'The regulator's tough punishment of Mega Capital underscores the importance of maintaining Hong Kong's reputation as an international financial hub,' said Donny Wong, executive director of Guotai Junan International and an investment banker in the city for more than a decade.

'It reminds sponsors to be more mindful and prudent when conducting due diligence with our clients.'

The number of IPOs in the city surpassed 100 over the past three years, nearly double the number in the past, which will increase the work load and stretch the manpower of some investment banks, Wong said.

The recent stream of fallouts involving companies that recently listed in Hong Kong has raised concerns about the quality of the sponsors, given that Hong Kong was the largest IPO market in the world for a third year last year.

Boshiwa International, a mainland children's garment maker, filed an announcement on March 15 that Deloitte was resigning as its auditor because it was dissatisfied with certain information that the company had supplied. Shares in the company suspended trading while the annual report for 2011, its second results announcement since it went public, was delayed.

OTO Holdings, a message machine manufacturer which was oversubscribed 242 times in its IPO in December, filed a profit warning in March that it may not be able to meet the profit forecast of HK$50.8 million set out in its prospectus for the 2011 financial year.

An investment banker said the due diligence conducted by sponsors should be more in-depth and comprehensive. 'Talking to the management and getting to know the operation of the company is not enough.

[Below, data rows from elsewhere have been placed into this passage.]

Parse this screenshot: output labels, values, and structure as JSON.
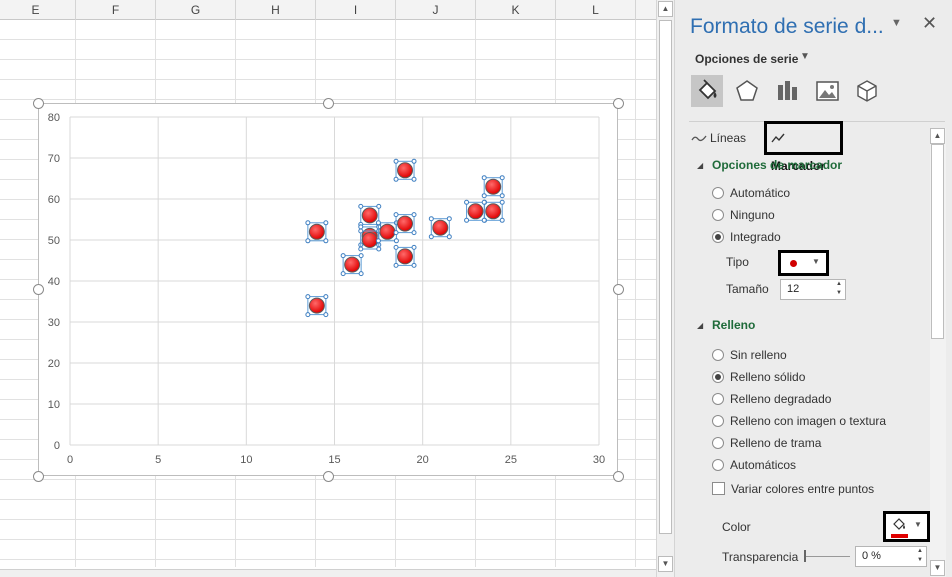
{
  "spreadsheet": {
    "columns": [
      "E",
      "F",
      "G",
      "H",
      "I",
      "J",
      "K",
      "L"
    ]
  },
  "chart_data": {
    "type": "scatter",
    "title": "",
    "xlabel": "",
    "ylabel": "",
    "xlim": [
      0,
      30
    ],
    "ylim": [
      0,
      80
    ],
    "x_ticks": [
      0,
      5,
      10,
      15,
      20,
      25,
      30
    ],
    "y_ticks": [
      0,
      10,
      20,
      30,
      40,
      50,
      60,
      70,
      80
    ],
    "grid": true,
    "marker_color": "#e00000",
    "series": [
      {
        "points": [
          [
            14,
            52
          ],
          [
            14,
            34
          ],
          [
            16,
            44
          ],
          [
            17,
            56
          ],
          [
            17,
            51
          ],
          [
            17,
            50
          ],
          [
            18,
            52
          ],
          [
            19,
            67
          ],
          [
            19,
            54
          ],
          [
            19,
            46
          ],
          [
            21,
            53
          ],
          [
            23,
            57
          ],
          [
            24,
            57
          ],
          [
            24,
            63
          ]
        ]
      }
    ]
  },
  "pane": {
    "title": "Formato de serie d...",
    "menu_icon": "chevron-down-icon",
    "close_icon": "close-icon",
    "series_options_label": "Opciones de serie",
    "tab_lines_label": "Líneas",
    "tab_marker_label": "Marcador",
    "marker_options": {
      "heading": "Opciones de marcador",
      "radios": [
        {
          "label": "Automático",
          "selected": false
        },
        {
          "label": "Ninguno",
          "selected": false
        },
        {
          "label": "Integrado",
          "selected": true
        }
      ],
      "type_label": "Tipo",
      "size_label": "Tamaño",
      "size_value": "12"
    },
    "fill": {
      "heading": "Relleno",
      "radios": [
        {
          "label": "Sin relleno",
          "selected": false
        },
        {
          "label": "Relleno sólido",
          "selected": true
        },
        {
          "label": "Relleno degradado",
          "selected": false
        },
        {
          "label": "Relleno con imagen o textura",
          "selected": false
        },
        {
          "label": "Relleno de trama",
          "selected": false
        },
        {
          "label": "Automáticos",
          "selected": false
        }
      ],
      "vary_colors_label": "Variar colores entre puntos",
      "color_label": "Color",
      "transparency_label": "Transparencia",
      "transparency_value": "0 %"
    },
    "accent_color": "#2f6fb2",
    "section_color": "#1f6b3a"
  }
}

I will talk to his competitors, suppliers and peers to know the full picture,' he said. 'First of all , you have to convince yourself whether the management are trustworthy.'